Stop TB, fight poverty!
22-03-2002 News Release 02/20
ICRC message marking World Tuberculosis Day, 24 March
ICRC tuberculosis control programme in prisons of the southern Caucasus
Geneva (ICRC) - Tuberculosis is a disease of poverty in the prisons of countries in transition, as the detainees often come from the margins of society.
During the visits they carried out in the early 1990s to prisons in Azerbaijan, Georgia and Armenia in order to assess the detainees'conditions of detention, delegates of the International Committee of the Red Cross (ICRC) found that TB was rampant and that the disease was probably one of the primary causes of the high mortality among inmates. The prevalence of tuberculosis in the prisons was up to a hundred times higher than in the population at large.
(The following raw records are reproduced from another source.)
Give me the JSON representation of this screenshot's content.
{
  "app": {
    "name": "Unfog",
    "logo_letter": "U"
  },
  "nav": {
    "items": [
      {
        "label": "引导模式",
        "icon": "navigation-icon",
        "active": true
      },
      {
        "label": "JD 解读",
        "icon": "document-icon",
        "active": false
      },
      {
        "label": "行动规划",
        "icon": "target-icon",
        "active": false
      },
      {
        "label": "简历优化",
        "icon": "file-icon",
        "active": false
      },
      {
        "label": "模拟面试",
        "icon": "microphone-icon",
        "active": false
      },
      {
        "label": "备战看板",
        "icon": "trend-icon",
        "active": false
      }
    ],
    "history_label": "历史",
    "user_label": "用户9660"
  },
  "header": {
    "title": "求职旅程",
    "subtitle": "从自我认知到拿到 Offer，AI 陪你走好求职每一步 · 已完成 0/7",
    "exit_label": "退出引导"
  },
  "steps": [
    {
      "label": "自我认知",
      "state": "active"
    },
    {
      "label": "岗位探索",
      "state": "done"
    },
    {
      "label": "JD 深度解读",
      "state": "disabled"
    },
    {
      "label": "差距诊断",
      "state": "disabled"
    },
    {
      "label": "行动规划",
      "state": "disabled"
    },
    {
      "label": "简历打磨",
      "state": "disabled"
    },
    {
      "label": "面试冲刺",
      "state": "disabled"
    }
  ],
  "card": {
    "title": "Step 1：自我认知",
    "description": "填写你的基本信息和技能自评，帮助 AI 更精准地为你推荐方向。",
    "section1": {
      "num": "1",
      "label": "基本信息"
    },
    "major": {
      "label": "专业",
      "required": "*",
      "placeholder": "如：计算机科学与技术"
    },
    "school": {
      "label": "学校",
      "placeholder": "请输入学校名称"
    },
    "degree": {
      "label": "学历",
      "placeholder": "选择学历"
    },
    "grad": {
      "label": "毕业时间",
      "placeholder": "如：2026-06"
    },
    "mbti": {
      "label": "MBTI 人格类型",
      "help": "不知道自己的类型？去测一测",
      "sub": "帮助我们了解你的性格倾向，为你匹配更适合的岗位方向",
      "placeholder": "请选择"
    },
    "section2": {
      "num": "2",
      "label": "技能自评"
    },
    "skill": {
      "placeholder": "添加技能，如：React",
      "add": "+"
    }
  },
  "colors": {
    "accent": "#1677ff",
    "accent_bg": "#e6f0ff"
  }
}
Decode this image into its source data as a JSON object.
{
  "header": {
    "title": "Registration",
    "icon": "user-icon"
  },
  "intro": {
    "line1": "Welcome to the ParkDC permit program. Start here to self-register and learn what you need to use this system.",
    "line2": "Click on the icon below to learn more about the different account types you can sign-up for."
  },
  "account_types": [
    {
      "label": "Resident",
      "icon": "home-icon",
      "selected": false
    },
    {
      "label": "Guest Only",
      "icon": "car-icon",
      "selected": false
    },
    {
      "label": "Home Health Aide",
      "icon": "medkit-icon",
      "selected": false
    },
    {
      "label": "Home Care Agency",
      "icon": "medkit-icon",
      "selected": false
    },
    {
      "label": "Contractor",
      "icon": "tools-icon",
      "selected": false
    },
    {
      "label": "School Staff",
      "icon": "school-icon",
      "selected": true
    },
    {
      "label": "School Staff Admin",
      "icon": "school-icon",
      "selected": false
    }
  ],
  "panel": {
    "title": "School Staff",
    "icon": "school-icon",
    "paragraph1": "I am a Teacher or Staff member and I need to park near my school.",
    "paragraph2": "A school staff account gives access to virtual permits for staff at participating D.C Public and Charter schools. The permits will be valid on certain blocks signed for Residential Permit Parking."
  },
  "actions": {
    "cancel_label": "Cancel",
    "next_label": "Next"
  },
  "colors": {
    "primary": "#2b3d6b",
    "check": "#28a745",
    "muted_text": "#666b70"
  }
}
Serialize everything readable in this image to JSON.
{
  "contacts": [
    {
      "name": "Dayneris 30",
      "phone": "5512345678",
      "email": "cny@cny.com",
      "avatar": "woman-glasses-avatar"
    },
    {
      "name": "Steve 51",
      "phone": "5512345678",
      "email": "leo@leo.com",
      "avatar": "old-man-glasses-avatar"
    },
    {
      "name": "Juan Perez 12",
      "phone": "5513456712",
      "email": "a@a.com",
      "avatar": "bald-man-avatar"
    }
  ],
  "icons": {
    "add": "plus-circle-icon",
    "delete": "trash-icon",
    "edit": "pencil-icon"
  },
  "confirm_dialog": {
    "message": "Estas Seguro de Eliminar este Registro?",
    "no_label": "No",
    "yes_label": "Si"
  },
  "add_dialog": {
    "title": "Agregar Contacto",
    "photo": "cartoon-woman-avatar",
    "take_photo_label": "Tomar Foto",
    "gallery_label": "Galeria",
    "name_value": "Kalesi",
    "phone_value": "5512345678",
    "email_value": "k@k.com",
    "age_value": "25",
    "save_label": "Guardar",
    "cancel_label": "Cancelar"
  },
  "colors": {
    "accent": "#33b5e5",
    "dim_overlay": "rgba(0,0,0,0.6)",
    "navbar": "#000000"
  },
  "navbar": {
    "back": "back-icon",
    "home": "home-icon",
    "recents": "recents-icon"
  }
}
Working with the respective Ministries of Justice and Health, the ICRC set up a TB control programme in prisons in these three former members of the USSR. The treatment strategy used was DOTS (Directly Observed Treatment, Short-course). The programme was initiated in Azerbaijan in 1995, followed by Georgia in 1998, and treatment is about to begin in Armenia.
This endeavour is based on the firm political will of the ministries concerned to combat the disease by means of the DOTS strategy, which was already in use in the three countries but had not been introduced in prisons. The programme involves six requirements: (1) a hospital for TB-infected detainees with well-trained staff; (2) a highly reliable reference laboratory for diagnosis ; (3) a health education programme targeting groups at risk (detainees and guards); (4) screening for TB in all facilities throughout the penitentiary system; (5) access to diagnosis and treatment for all categories of inmates (including women, high-security detainees and those on remand); and (6) computer monitoring of the programme, in particular the cure rate and multi-drug-resistant cases.
The number of patients with the multi-drug-resistant form of the disease, which results from incomplete or irregular treatment with TB drugs, is extremely worrying. The ICRC programme has confirmed that systematic screening in all places of detention significantly reduces this phenomenon.
In 1998, the rate of multi-drug resistance in prisons in Georgia was 21.8%. Today that figure has fallen to 8.6% following the programme conducted by the ICRC with the Ministries of Justice and Health. The cure rate in this programme has reached 75%.